When treating a rare disease and the likelihood of finding a cure is low, Lutz said the focus should be on developing a treatment that can improve the patient’s quality of life as it exists, for example, by addressing issues like trouble breathing or coming up with more screening for newborns to detect and treat problems early.
Brannigan hopes to raise £100,00 (or nearly $137,000 in U.S. dollars), and – right now – has already raised £61,000.
His walk started at the JAX campus in Bar Harbor and on Sunday, he reached the JAX Farmington campus. Along the way, Brannigan stopped at Boston Children’s Hospital. where he is hopeful doctors will cooperate in developing therapy treatments for CdLS.
Among other institutions Brannigan wants to reach is the Children’s Hospital of Philadelphia and the National Organization for Rare Disorders (NORD) in Washington, D.C.
While the walk has been physically painful and emotionally exhausting, Brannigan said he has received “incredible kindness” from the American people, some of whom have offered him a place to stay, food to eat, donations and encouraging words – including a family who lost a young son to childhood cancer.

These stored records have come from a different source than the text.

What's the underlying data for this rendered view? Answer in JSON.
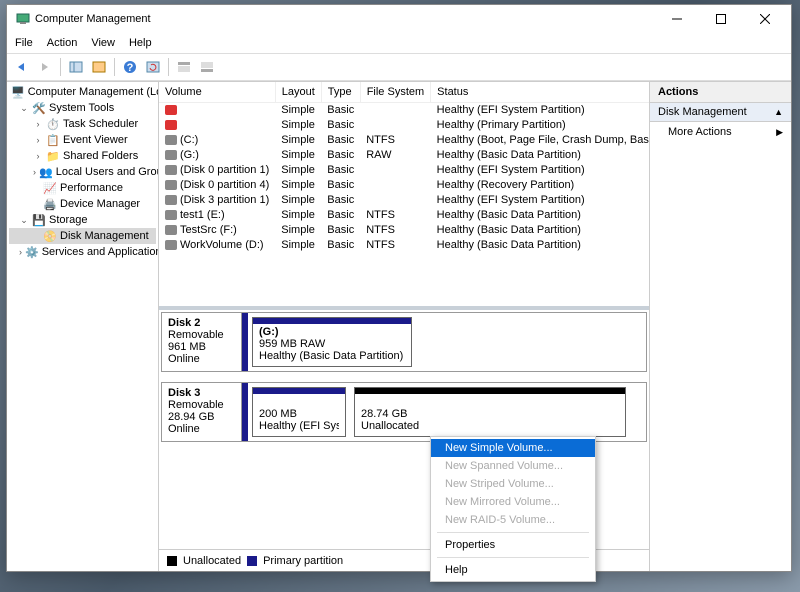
{
  "window": {
    "title": "Computer Management"
  },
  "menu": {
    "file": "File",
    "action": "Action",
    "view": "View",
    "help": "Help"
  },
  "tree": {
    "root": "Computer Management (Local)",
    "system_tools": "System Tools",
    "st": {
      "task_scheduler": "Task Scheduler",
      "event_viewer": "Event Viewer",
      "shared_folders": "Shared Folders",
      "local_users": "Local Users and Groups",
      "performance": "Performance",
      "device_manager": "Device Manager"
    },
    "storage": "Storage",
    "disk_mgmt": "Disk Management",
    "services_apps": "Services and Applications"
  },
  "vol_headers": {
    "volume": "Volume",
    "layout": "Layout",
    "type": "Type",
    "fs": "File System",
    "status": "Status"
  },
  "volumes": [
    {
      "name": "",
      "layout": "Simple",
      "type": "Basic",
      "fs": "",
      "status": "Healthy (EFI System Partition)",
      "sys": true
    },
    {
      "name": "",
      "layout": "Simple",
      "type": "Basic",
      "fs": "",
      "status": "Healthy (Primary Partition)",
      "sys": true
    },
    {
      "name": "(C:)",
      "layout": "Simple",
      "type": "Basic",
      "fs": "NTFS",
      "status": "Healthy (Boot, Page File, Crash Dump, Basic Data Partition)"
    },
    {
      "name": "(G:)",
      "layout": "Simple",
      "type": "Basic",
      "fs": "RAW",
      "status": "Healthy (Basic Data Partition)"
    },
    {
      "name": "(Disk 0 partition 1)",
      "layout": "Simple",
      "type": "Basic",
      "fs": "",
      "status": "Healthy (EFI System Partition)"
    },
    {
      "name": "(Disk 0 partition 4)",
      "layout": "Simple",
      "type": "Basic",
      "fs": "",
      "status": "Healthy (Recovery Partition)"
    },
    {
      "name": "(Disk 3 partition 1)",
      "layout": "Simple",
      "type": "Basic",
      "fs": "",
      "status": "Healthy (EFI System Partition)"
    },
    {
      "name": "test1 (E:)",
      "layout": "Simple",
      "type": "Basic",
      "fs": "NTFS",
      "status": "Healthy (Basic Data Partition)"
    },
    {
      "name": "TestSrc (F:)",
      "layout": "Simple",
      "type": "Basic",
      "fs": "NTFS",
      "status": "Healthy (Basic Data Partition)"
    },
    {
      "name": "WorkVolume (D:)",
      "layout": "Simple",
      "type": "Basic",
      "fs": "NTFS",
      "status": "Healthy (Basic Data Partition)"
    }
  ],
  "disk2": {
    "name": "Disk 2",
    "removable": "Removable",
    "size": "961 MB",
    "state": "Online",
    "part": {
      "name": "(G:)",
      "l1": "959 MB RAW",
      "l2": "Healthy (Basic Data Partition)"
    }
  },
  "disk3": {
    "name": "Disk 3",
    "removable": "Removable",
    "size": "28.94 GB",
    "state": "Online",
    "p1": {
      "l1": "200 MB",
      "l2": "Healthy (EFI System Partition)"
    },
    "p2": {
      "l1": "28.74 GB",
      "l2": "Unallocated"
    }
  },
  "legend": {
    "unalloc": "Unallocated",
    "primary": "Primary partition"
  },
  "actions": {
    "header": "Actions",
    "section": "Disk Management",
    "more": "More Actions"
  },
  "ctx": {
    "new_simple": "New Simple Volume...",
    "new_spanned": "New Spanned Volume...",
    "new_striped": "New Striped Volume...",
    "new_mirrored": "New Mirrored Volume...",
    "new_raid5": "New RAID-5 Volume...",
    "properties": "Properties",
    "help": "Help"
  }
}
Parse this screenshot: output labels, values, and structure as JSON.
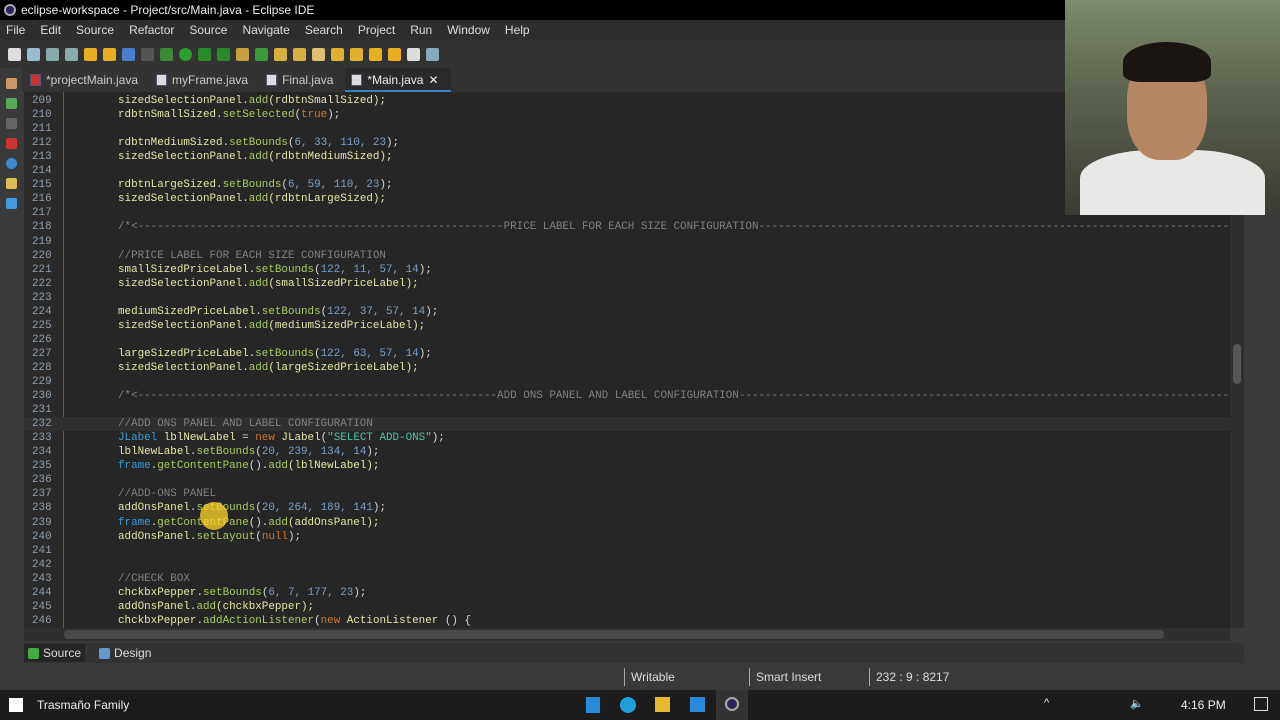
{
  "window": {
    "title": "eclipse-workspace - Project/src/Main.java - Eclipse IDE"
  },
  "menu": [
    "File",
    "Edit",
    "Source",
    "Refactor",
    "Source",
    "Navigate",
    "Search",
    "Project",
    "Run",
    "Window",
    "Help"
  ],
  "tabs": [
    {
      "label": "*projectMain.java"
    },
    {
      "label": "myFrame.java"
    },
    {
      "label": "Final.java"
    },
    {
      "label": "*Main.java",
      "close": "✕"
    }
  ],
  "editor": {
    "current_line": 232,
    "lines": [
      {
        "n": "209",
        "t": [
          [
            "sizedSelectionPanel",
            "id"
          ],
          [
            ".",
            "p"
          ],
          [
            "add",
            "m"
          ],
          [
            "(rdbtnSmallSized);",
            "id"
          ]
        ]
      },
      {
        "n": "210",
        "t": [
          [
            "rdbtnSmallSized",
            "id"
          ],
          [
            ".",
            "p"
          ],
          [
            "setSelected",
            "m"
          ],
          [
            "(",
            "p"
          ],
          [
            "true",
            "k"
          ],
          [
            ");",
            "p"
          ]
        ]
      },
      {
        "n": "211",
        "t": []
      },
      {
        "n": "212",
        "t": [
          [
            "rdbtnMediumSized",
            "id"
          ],
          [
            ".",
            "p"
          ],
          [
            "setBounds",
            "m"
          ],
          [
            "(",
            "p"
          ],
          [
            "6, 33, 110, 23",
            "n"
          ],
          [
            ");",
            "p"
          ]
        ]
      },
      {
        "n": "213",
        "t": [
          [
            "sizedSelectionPanel",
            "id"
          ],
          [
            ".",
            "p"
          ],
          [
            "add",
            "m"
          ],
          [
            "(rdbtnMediumSized);",
            "id"
          ]
        ]
      },
      {
        "n": "214",
        "t": []
      },
      {
        "n": "215",
        "t": [
          [
            "rdbtnLargeSized",
            "id"
          ],
          [
            ".",
            "p"
          ],
          [
            "setBounds",
            "m"
          ],
          [
            "(",
            "p"
          ],
          [
            "6, 59, 110, 23",
            "n"
          ],
          [
            ");",
            "p"
          ]
        ]
      },
      {
        "n": "216",
        "t": [
          [
            "sizedSelectionPanel",
            "id"
          ],
          [
            ".",
            "p"
          ],
          [
            "add",
            "m"
          ],
          [
            "(rdbtnLargeSized);",
            "id"
          ]
        ]
      },
      {
        "n": "217",
        "t": []
      },
      {
        "n": "218",
        "t": [
          [
            "/*<--------------------------------------------------------PRICE LABEL FOR EACH SIZE CONFIGURATION------------------------------------------------------------------------------",
            "c"
          ]
        ]
      },
      {
        "n": "219",
        "t": []
      },
      {
        "n": "220",
        "t": [
          [
            "//PRICE LABEL FOR EACH SIZE CONFIGURATION",
            "c"
          ]
        ]
      },
      {
        "n": "221",
        "t": [
          [
            "smallSizedPriceLabel",
            "id"
          ],
          [
            ".",
            "p"
          ],
          [
            "setBounds",
            "m"
          ],
          [
            "(",
            "p"
          ],
          [
            "122, 11, 57, 14",
            "n"
          ],
          [
            ");",
            "p"
          ]
        ]
      },
      {
        "n": "222",
        "t": [
          [
            "sizedSelectionPanel",
            "id"
          ],
          [
            ".",
            "p"
          ],
          [
            "add",
            "m"
          ],
          [
            "(smallSizedPriceLabel);",
            "id"
          ]
        ]
      },
      {
        "n": "223",
        "t": []
      },
      {
        "n": "224",
        "t": [
          [
            "mediumSizedPriceLabel",
            "id"
          ],
          [
            ".",
            "p"
          ],
          [
            "setBounds",
            "m"
          ],
          [
            "(",
            "p"
          ],
          [
            "122, 37, 57, 14",
            "n"
          ],
          [
            ");",
            "p"
          ]
        ]
      },
      {
        "n": "225",
        "t": [
          [
            "sizedSelectionPanel",
            "id"
          ],
          [
            ".",
            "p"
          ],
          [
            "add",
            "m"
          ],
          [
            "(mediumSizedPriceLabel);",
            "id"
          ]
        ]
      },
      {
        "n": "226",
        "t": []
      },
      {
        "n": "227",
        "t": [
          [
            "largeSizedPriceLabel",
            "id"
          ],
          [
            ".",
            "p"
          ],
          [
            "setBounds",
            "m"
          ],
          [
            "(",
            "p"
          ],
          [
            "122, 63, 57, 14",
            "n"
          ],
          [
            ");",
            "p"
          ]
        ]
      },
      {
        "n": "228",
        "t": [
          [
            "sizedSelectionPanel",
            "id"
          ],
          [
            ".",
            "p"
          ],
          [
            "add",
            "m"
          ],
          [
            "(largeSizedPriceLabel);",
            "id"
          ]
        ]
      },
      {
        "n": "229",
        "t": []
      },
      {
        "n": "230",
        "t": [
          [
            "/*<-------------------------------------------------------ADD ONS PANEL AND LABEL CONFIGURATION---------------------------------------------------------------------------------",
            "c"
          ]
        ]
      },
      {
        "n": "231",
        "t": []
      },
      {
        "n": "232",
        "t": [
          [
            "//ADD ONS PANEL AND LABEL CONFIGURATION",
            "c"
          ]
        ]
      },
      {
        "n": "233",
        "t": [
          [
            "JLabel ",
            "cl"
          ],
          [
            "lblNewLabel",
            "id"
          ],
          [
            " = ",
            "p"
          ],
          [
            "new ",
            "k"
          ],
          [
            "JLabel",
            "id"
          ],
          [
            "(",
            "p"
          ],
          [
            "\"SELECT ADD-ONS\"",
            "s"
          ],
          [
            ");",
            "p"
          ]
        ]
      },
      {
        "n": "234",
        "t": [
          [
            "lblNewLabel",
            "id"
          ],
          [
            ".",
            "p"
          ],
          [
            "setBounds",
            "m"
          ],
          [
            "(",
            "p"
          ],
          [
            "20, 239, 134, 14",
            "n"
          ],
          [
            ");",
            "p"
          ]
        ]
      },
      {
        "n": "235",
        "t": [
          [
            "frame",
            "cl"
          ],
          [
            ".",
            "p"
          ],
          [
            "getContentPane",
            "m"
          ],
          [
            "().",
            "p"
          ],
          [
            "add",
            "m"
          ],
          [
            "(lblNewLabel);",
            "id"
          ]
        ]
      },
      {
        "n": "236",
        "t": []
      },
      {
        "n": "237",
        "t": [
          [
            "//ADD-ONS PANEL",
            "c"
          ]
        ]
      },
      {
        "n": "238",
        "t": [
          [
            "addOnsPanel",
            "id"
          ],
          [
            ".",
            "p"
          ],
          [
            "setBounds",
            "m"
          ],
          [
            "(",
            "p"
          ],
          [
            "20, 264, 189, 141",
            "n"
          ],
          [
            ");",
            "p"
          ]
        ]
      },
      {
        "n": "239",
        "t": [
          [
            "frame",
            "cl"
          ],
          [
            ".",
            "p"
          ],
          [
            "getContentPane",
            "m"
          ],
          [
            "().",
            "p"
          ],
          [
            "add",
            "m"
          ],
          [
            "(addOnsPanel);",
            "id"
          ]
        ]
      },
      {
        "n": "240",
        "t": [
          [
            "addOnsPanel",
            "id"
          ],
          [
            ".",
            "p"
          ],
          [
            "setLayout",
            "m"
          ],
          [
            "(",
            "p"
          ],
          [
            "null",
            "k"
          ],
          [
            ");",
            "p"
          ]
        ]
      },
      {
        "n": "241",
        "t": []
      },
      {
        "n": "242",
        "t": []
      },
      {
        "n": "243",
        "t": [
          [
            "//CHECK BOX",
            "c"
          ]
        ]
      },
      {
        "n": "244",
        "t": [
          [
            "chckbxPepper",
            "id"
          ],
          [
            ".",
            "p"
          ],
          [
            "setBounds",
            "m"
          ],
          [
            "(",
            "p"
          ],
          [
            "6, 7, 177, 23",
            "n"
          ],
          [
            ");",
            "p"
          ]
        ]
      },
      {
        "n": "245",
        "t": [
          [
            "addOnsPanel",
            "id"
          ],
          [
            ".",
            "p"
          ],
          [
            "add",
            "m"
          ],
          [
            "(chckbxPepper);",
            "id"
          ]
        ]
      },
      {
        "n": "246",
        "t": [
          [
            "chckbxPepper",
            "id"
          ],
          [
            ".",
            "p"
          ],
          [
            "addActionListener",
            "m"
          ],
          [
            "(",
            "p"
          ],
          [
            "new ",
            "k"
          ],
          [
            "ActionListener",
            "id"
          ],
          [
            " () {",
            "p"
          ]
        ]
      }
    ]
  },
  "bottom_tabs": {
    "source": "Source",
    "design": "Design"
  },
  "status": {
    "writable": "Writable",
    "insert_mode": "Smart Insert",
    "position": "232 : 9 : 8217"
  },
  "taskbar": {
    "user": "Trasmaño Family",
    "time": "4:16 PM"
  }
}
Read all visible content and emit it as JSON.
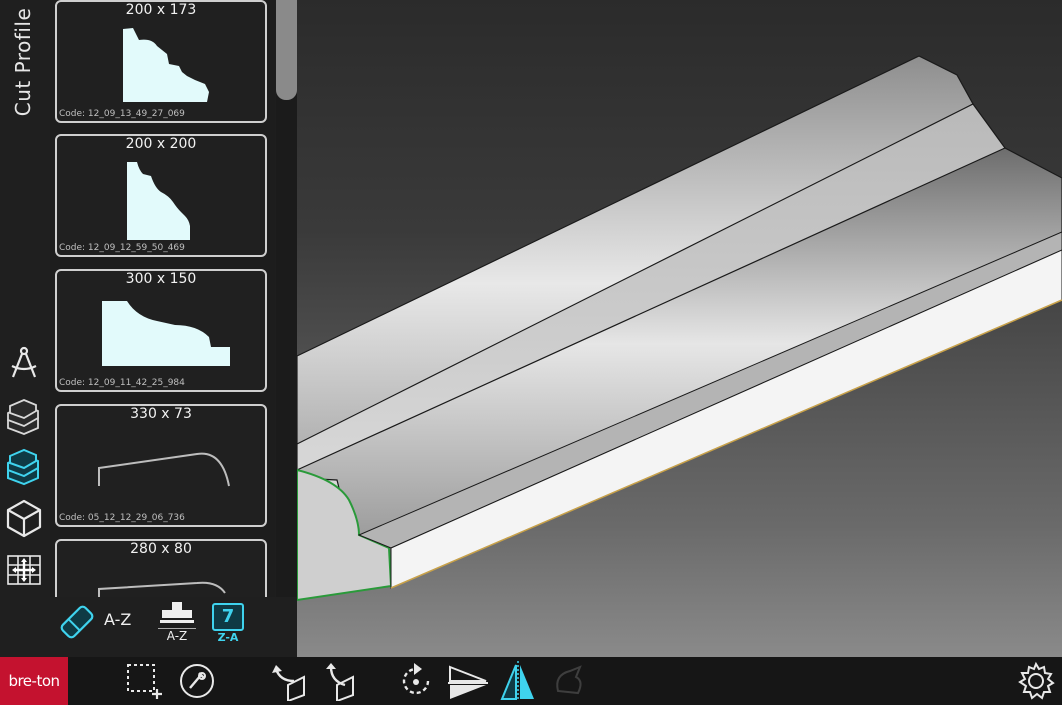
{
  "panel": {
    "title": "Cut Profile"
  },
  "profiles": [
    {
      "dimensions": "200 x 173",
      "code": "Code: 12_09_13_49_27_069"
    },
    {
      "dimensions": "200 x 200",
      "code": "Code: 12_09_12_59_50_469"
    },
    {
      "dimensions": "300 x 150",
      "code": "Code: 12_09_11_42_25_984"
    },
    {
      "dimensions": "330 x 73",
      "code": "Code: 05_12_12_29_06_736"
    },
    {
      "dimensions": "280 x 80",
      "code": ""
    }
  ],
  "sort": {
    "az_label": "A-Z",
    "az_sub": "A-Z",
    "calendar_day": "7",
    "calendar_sub": "Z-A"
  },
  "brand": {
    "logo_text": "bre-ton"
  },
  "icons": {
    "rail": [
      "compass-icon",
      "stacked-profiles-icon",
      "profile-library-icon",
      "cube-icon",
      "dimension-grid-icon",
      "disk-export-icon"
    ],
    "toolbar": [
      "add-selection-icon",
      "settings-knob-icon",
      "rotate-left-icon",
      "rotate-right-icon",
      "rotate-view-icon",
      "flip-icon",
      "mirror-icon",
      "disabled-tool-icon",
      "gear-icon"
    ]
  },
  "colors": {
    "accent": "#3fd3ee",
    "brand": "#c4122f",
    "profile_fill": "#e2fafb",
    "edge_green": "#2a9a3a"
  }
}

That family, recounted by Brannigan in a video posted on the “Hope for Hasti” Facebook page, actually crossed paths with Brannigan in England last year when he was on Day 4 of a 700-mile walk he did through England. Brannigan said that day was particularly challenging, and remembers the couple telling him to “just keep going.” He ran into that same family again earlier this month, as they happened to move to New England in the meantime. They pulled over to the side of the road to say hello at a location near Hartford.
Firefighters from New Haven hosted Brannigan for dinner Monday evening and presented him with a $2,000 donation.
Other than watching traffic on busy streets, Brannigan said the people he’s met have been friendly.
“Everyone I’ve met has been just incredible and just so kind,” he said. Follow Brannigan’s journey, tag along for part of his walk or get updates of his progress on Hope for Hasti’s Facebook page, Instagram or Twitter.